- How much you expect to receive from social security or a pension, at what age you expect to begin receiving such income, and whether or not that income is adjusted for inflation,
- How old you are now, at what age you expect to retire, and what age you expect to live to.
You get the idea. It asks for much more information than most retirement calculators. This is a good thing, as it allows for greater precision.
But It’s Still Worthless.
Unfortunately, the answer the calculator gives you is complete garbage.
The reason — and I bet you saw this coming — is that the calculator uses unrealistic assumptions for its calculations. Specifically, it asks you to enter a given rate of return, and it then assumes that your portfolio earns that same return every single year.
Let’s Be Realistic.
In real life, returns vary from year to year — even if you stick with extremely low-risk investments. A calculator that assumes a constant return every single year is going to significantly understate the amount you need saved before you can retire safely.
Said differently, if you expect your portfolio to average a certain rate of return over the course of your retirement, you probably need to set your starting withdrawal rate below that expected return figure unless you want to face a meaningful risk of running out of money.
For example, if you expect your portfolio to average a 6% return throughout your retirement, withdrawing 6% of your portfolio in the first year and increasing the amount withdrawn each year to keep up with inflation would be setting yourself up for trouble.
The reason such a strategy is risky is that a high withdrawal rate is absolutely devastating to your portfolio if you happen to face a prolonged bear market early in retirement.

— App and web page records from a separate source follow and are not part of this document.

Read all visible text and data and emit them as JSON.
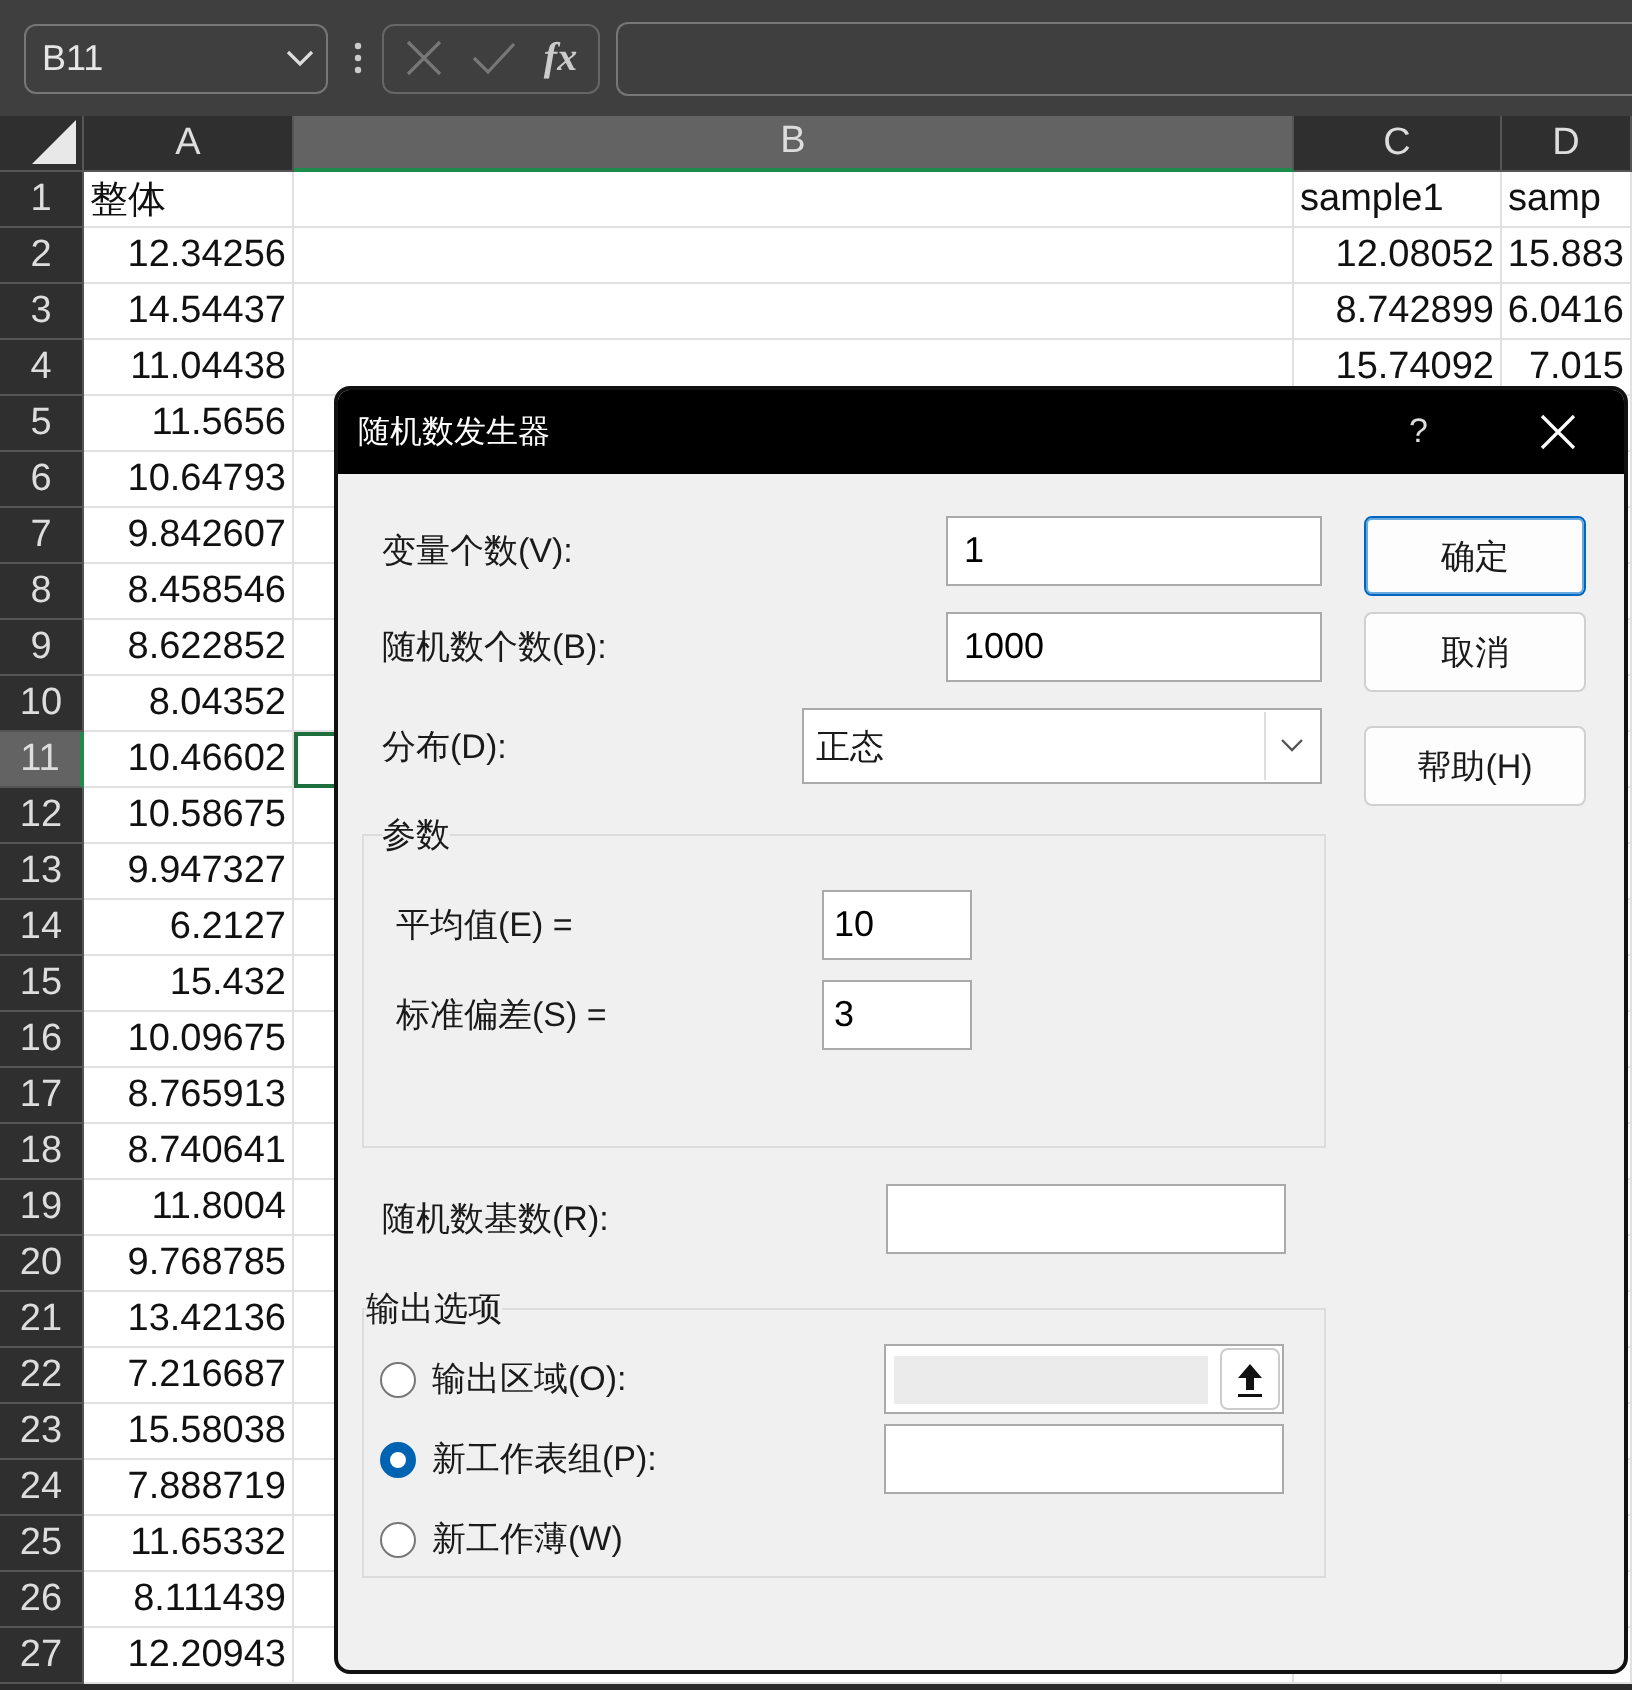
{
  "name_box": {
    "value": "B11"
  },
  "formula_bar": {
    "function_label": "fx"
  },
  "sheet": {
    "columns": [
      {
        "label": "A",
        "selected": false
      },
      {
        "label": "B",
        "selected": true
      },
      {
        "label": "C",
        "selected": false
      },
      {
        "label": "D",
        "selected": false
      }
    ],
    "rows": [
      {
        "number": "1",
        "selected": false,
        "cells": {
          "A": "整体",
          "C": "sample1",
          "D": "samp"
        }
      },
      {
        "number": "2",
        "selected": false,
        "cells": {
          "A": "12.34256",
          "C": "12.08052",
          "D": "15.883"
        }
      },
      {
        "number": "3",
        "selected": false,
        "cells": {
          "A": "14.54437",
          "C": "8.742899",
          "D": "6.0416"
        }
      },
      {
        "number": "4",
        "selected": false,
        "cells": {
          "A": "11.04438",
          "C": "15.74092",
          "D": "7.015"
        }
      },
      {
        "number": "5",
        "selected": false,
        "cells": {
          "A": "11.5656"
        }
      },
      {
        "number": "6",
        "selected": false,
        "cells": {
          "A": "10.64793"
        }
      },
      {
        "number": "7",
        "selected": false,
        "cells": {
          "A": "9.842607"
        }
      },
      {
        "number": "8",
        "selected": false,
        "cells": {
          "A": "8.458546"
        }
      },
      {
        "number": "9",
        "selected": false,
        "cells": {
          "A": "8.622852"
        }
      },
      {
        "number": "10",
        "selected": false,
        "cells": {
          "A": "8.04352"
        }
      },
      {
        "number": "11",
        "selected": true,
        "cells": {
          "A": "10.46602"
        }
      },
      {
        "number": "12",
        "selected": false,
        "cells": {
          "A": "10.58675"
        }
      },
      {
        "number": "13",
        "selected": false,
        "cells": {
          "A": "9.947327"
        }
      },
      {
        "number": "14",
        "selected": false,
        "cells": {
          "A": "6.2127"
        }
      },
      {
        "number": "15",
        "selected": false,
        "cells": {
          "A": "15.432"
        }
      },
      {
        "number": "16",
        "selected": false,
        "cells": {
          "A": "10.09675"
        }
      },
      {
        "number": "17",
        "selected": false,
        "cells": {
          "A": "8.765913"
        }
      },
      {
        "number": "18",
        "selected": false,
        "cells": {
          "A": "8.740641"
        }
      },
      {
        "number": "19",
        "selected": false,
        "cells": {
          "A": "11.8004"
        }
      },
      {
        "number": "20",
        "selected": false,
        "cells": {
          "A": "9.768785"
        }
      },
      {
        "number": "21",
        "selected": false,
        "cells": {
          "A": "13.42136"
        }
      },
      {
        "number": "22",
        "selected": false,
        "cells": {
          "A": "7.216687"
        }
      },
      {
        "number": "23",
        "selected": false,
        "cells": {
          "A": "15.58038"
        }
      },
      {
        "number": "24",
        "selected": false,
        "cells": {
          "A": "7.888719"
        }
      },
      {
        "number": "25",
        "selected": false,
        "cells": {
          "A": "11.65332"
        }
      },
      {
        "number": "26",
        "selected": false,
        "cells": {
          "A": "8.111439"
        }
      },
      {
        "number": "27",
        "selected": false,
        "cells": {
          "A": "12.20943"
        }
      }
    ]
  },
  "dialog": {
    "title": "随机数发生器",
    "help": "?",
    "fields": [
      {
        "label": "变量个数(V):",
        "value": "1"
      },
      {
        "label": "随机数个数(B):",
        "value": "1000"
      }
    ],
    "distribution": {
      "label": "分布(D):",
      "value": "正态"
    },
    "buttons": [
      {
        "label": "确定",
        "default": true
      },
      {
        "label": "取消",
        "default": false
      },
      {
        "label": "帮助(H)",
        "default": false
      }
    ],
    "parameters": {
      "title": "参数",
      "fields": [
        {
          "label": "平均值(E) =",
          "value": "10"
        },
        {
          "label": "标准偏差(S) =",
          "value": "3"
        }
      ]
    },
    "seed": {
      "label": "随机数基数(R):"
    },
    "output": {
      "title": "输出选项",
      "options": [
        {
          "label": "输出区域(O):",
          "selected": false,
          "kind": "range"
        },
        {
          "label": "新工作表组(P):",
          "selected": true,
          "kind": "text"
        },
        {
          "label": "新工作薄(W)",
          "selected": false,
          "kind": "none"
        }
      ]
    }
  }
}
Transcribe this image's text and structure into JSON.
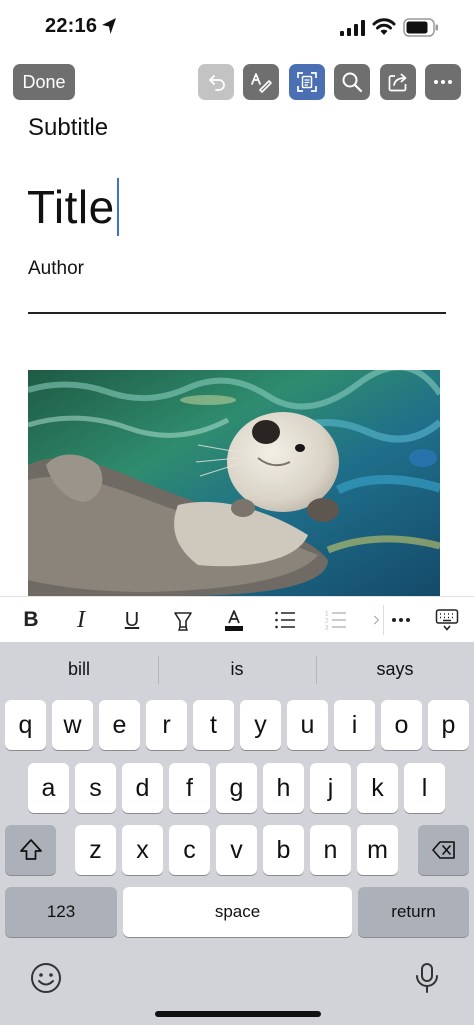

After a few years of “selling low,” you’re left with too small a portfolio to benefit fully when the market does come back.
This poorly-timed-bear-market concept is known in finance as “sequence of returns risk.” Ignoring it completely — as the Motley Fool calculator does — will cause you to significantly underestimate the amount of savings you’ll need in order to retire.
- Don’t trust a retirement calculator unless you can see all of its assumptions and you judge them to be reasonable. One poor assumption can make an otherwise-great calculator worthless.
- Don’t overlook sequence of returns risk when planning for your retirement.
And just for fun, here’s a screenshot taken when I plugged in a 6% withdrawal rate and a 6% rate of return.